Happy New Year from Suzi Vlietstra and ‘Lia’ Aurelia of Genesis
–Suzi, Chino Hills
Happy New Year! There’s nothing like opening up a new calendar and starting with a clean slate. You might have noticed some freshness when you opened this issue of the Horsetrader — the first of 2017. For one, we’ve redesigned some of the sections. The Fototrader pages — those popular horse-for-sale and trailer-for-sale color picture ads — have been relocated into the front of the magazine. This puts them on on the same pages as our other popular sale listings, our classifieds. We’ve changed the look and feel a little, too, to help readers slow down to check them out. We hope you like the changes…please let us know!
Recently we have received questions on gastric (stomach) ulcers. This is a topic that has been and is continuing to be studied extensively. Ulcers occur in a high percentage of horses — anywhere from 38 percent to 88 percent, depending which article you read and depending on the occupation, breed, management, and so forth. In this column, we’ll focus on the symptoms, treatment, and prevention.
First, let’s describe a gastric ulcer. It is a non-healing wound of the lining of the stomach. They can be in the top part of the stomach, which does not secrete stomach acid, or it can be in the lower part of the stomach which does secrete stomach acid. The most common location is at the junction of the two areas, called the margo plicatus. No matter the location, stomach ulcers can be a nagging problem to the horse that can actually get bad enough to perforate and lead to the horse’s death.
Years ago I was giving a clinic in mid-July, and I noticed that an owner would blanket her horse each night with a fairly thick blanket. A combination between the heat of summer and the weight of the blanket produced a pretty good sweat, so I asked the owner, “Why the blanket?”
She explained that when she purchased her horse she had been informed that he was “cold-backed”. Hence, the blanket.
The term “cold-backed” is not a physical description. It’s just an analogy that indicates they need to be worked on the ground or warmed up prior to riding. In the same way, people can be regarded as being cold because of their inability to show emotion or empathy. Again, this is just a description to identify a particular characteristic.
Foundation Training for the Performance Horse with Les Vogt
A growing number of equestrians are taking up arms, as shooting on horseback continues to attract new competitors to its ranks.
Lured by the challenge and the camaraderie, memberships are swelling in the Cowboy Mounted Shooting Association — especially in California and the birthplace of CMSA, Arizona, where the Arizona Mounted Shooters Association had three January events to start the year.
With names like Roy Rogers Rangers and the Tombstone Ghost Riders, how can anyone resist a peek at this fast-action sport that requires horsemanship — and a special horse.

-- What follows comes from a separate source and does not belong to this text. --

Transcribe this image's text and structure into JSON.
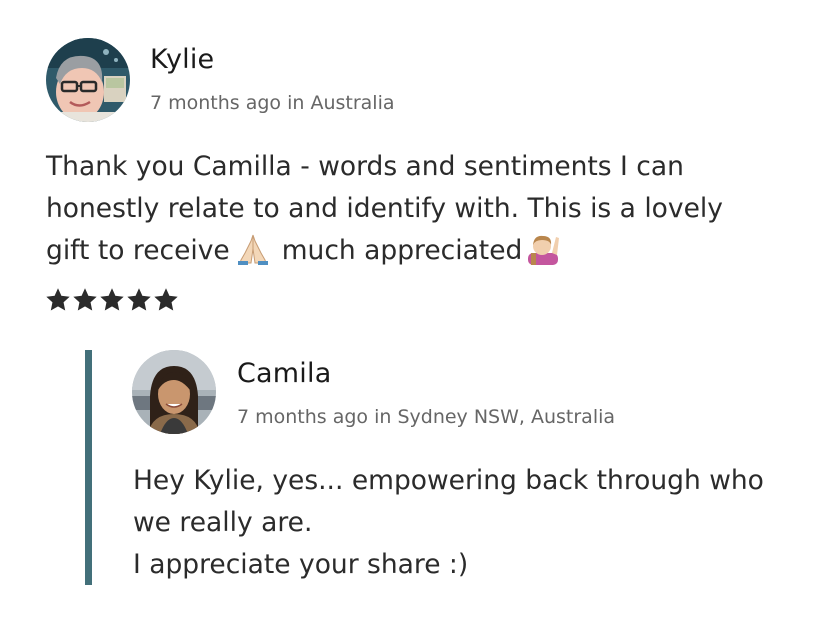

Six-year-old Katherine King may not have much experience in the saddle, but you can bet she was among the nation’s leaders in ribbons won this year.
The youngster from Placentia, known in her circles as “Katherine The Brave”, lost her battle to a rare illness, Diffuse Intrinsic Pontine Glioma (DIPG), but a village of supporters grew to include trainer Heather Spies and clients at HS Performance Horses in Riverside. After devoting themselves to give Katherine a special day with a unicorn via the Make A Wish Foundation, the barn dedicated itself to the youngster and her family.

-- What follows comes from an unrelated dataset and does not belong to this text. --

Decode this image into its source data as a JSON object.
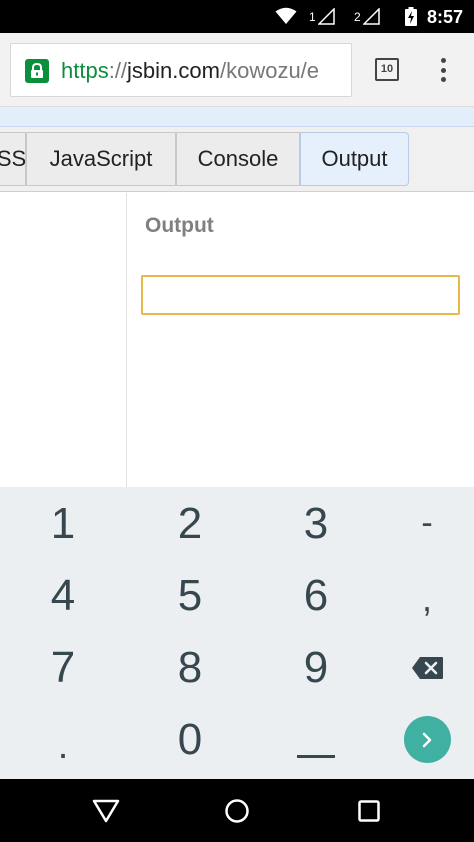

“No National Championship moment, no Regional Championship or any ribbon will ever compare to that day,” said Spies, whose former horse, a retired Arabian now owned by Lori Chiodini, made the perfect unicorn.
After a courageous struggle that inspired many and raised awareness of DIPG, Katherine died in June.